◆ WHAT YOU HAVE TO DO: The lines to copy are those in the records below that hold the word "professional".

◆ TASK DATA:

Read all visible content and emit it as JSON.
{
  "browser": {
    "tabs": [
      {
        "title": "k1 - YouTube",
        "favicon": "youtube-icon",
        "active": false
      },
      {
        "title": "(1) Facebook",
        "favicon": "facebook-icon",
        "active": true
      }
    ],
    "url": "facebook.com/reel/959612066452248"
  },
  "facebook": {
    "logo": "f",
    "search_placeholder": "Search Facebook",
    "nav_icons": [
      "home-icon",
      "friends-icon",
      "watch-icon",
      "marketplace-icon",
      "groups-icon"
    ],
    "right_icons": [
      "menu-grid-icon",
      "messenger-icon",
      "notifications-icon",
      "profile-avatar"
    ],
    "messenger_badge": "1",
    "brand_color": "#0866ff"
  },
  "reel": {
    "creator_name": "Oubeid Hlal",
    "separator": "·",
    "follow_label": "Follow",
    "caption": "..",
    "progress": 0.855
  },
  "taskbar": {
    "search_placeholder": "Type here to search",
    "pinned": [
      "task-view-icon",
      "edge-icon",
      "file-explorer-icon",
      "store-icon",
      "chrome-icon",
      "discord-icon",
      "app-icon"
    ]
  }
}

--

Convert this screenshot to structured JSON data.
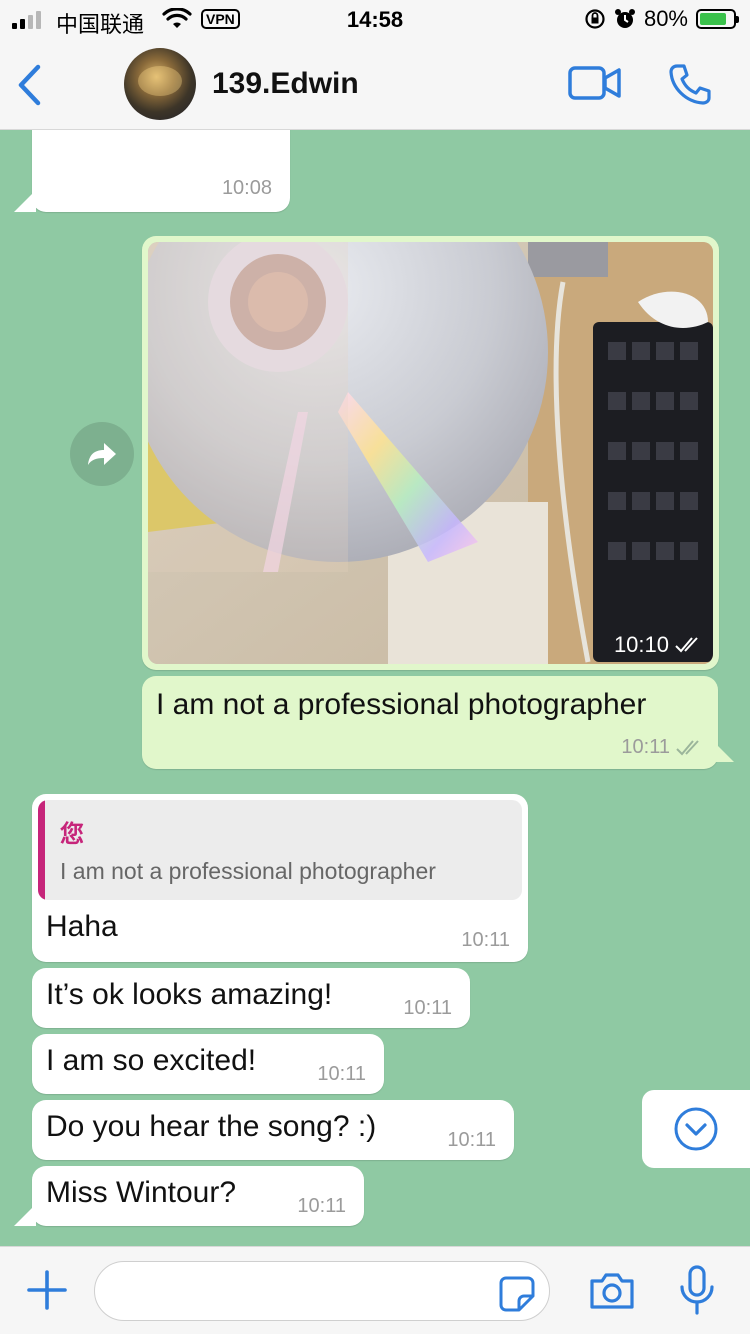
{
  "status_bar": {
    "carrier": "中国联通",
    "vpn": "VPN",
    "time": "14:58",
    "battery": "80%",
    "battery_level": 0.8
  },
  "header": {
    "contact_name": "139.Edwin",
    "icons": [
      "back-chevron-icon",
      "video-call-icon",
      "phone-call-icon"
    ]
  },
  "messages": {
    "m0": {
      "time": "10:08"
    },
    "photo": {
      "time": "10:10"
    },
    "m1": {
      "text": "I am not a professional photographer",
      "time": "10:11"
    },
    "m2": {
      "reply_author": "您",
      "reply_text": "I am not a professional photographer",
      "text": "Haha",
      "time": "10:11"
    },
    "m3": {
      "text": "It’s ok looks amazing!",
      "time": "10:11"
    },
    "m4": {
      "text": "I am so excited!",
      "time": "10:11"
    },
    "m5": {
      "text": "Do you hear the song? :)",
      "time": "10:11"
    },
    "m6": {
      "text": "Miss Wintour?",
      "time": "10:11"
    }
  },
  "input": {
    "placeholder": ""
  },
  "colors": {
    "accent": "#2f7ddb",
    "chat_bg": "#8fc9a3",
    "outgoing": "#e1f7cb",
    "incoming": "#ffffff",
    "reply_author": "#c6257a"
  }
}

◆ OUTPUT FOR THIS EXERCISE:
      "text": "I am not a professional photographer",
      "reply_text": "I am not a professional photographer",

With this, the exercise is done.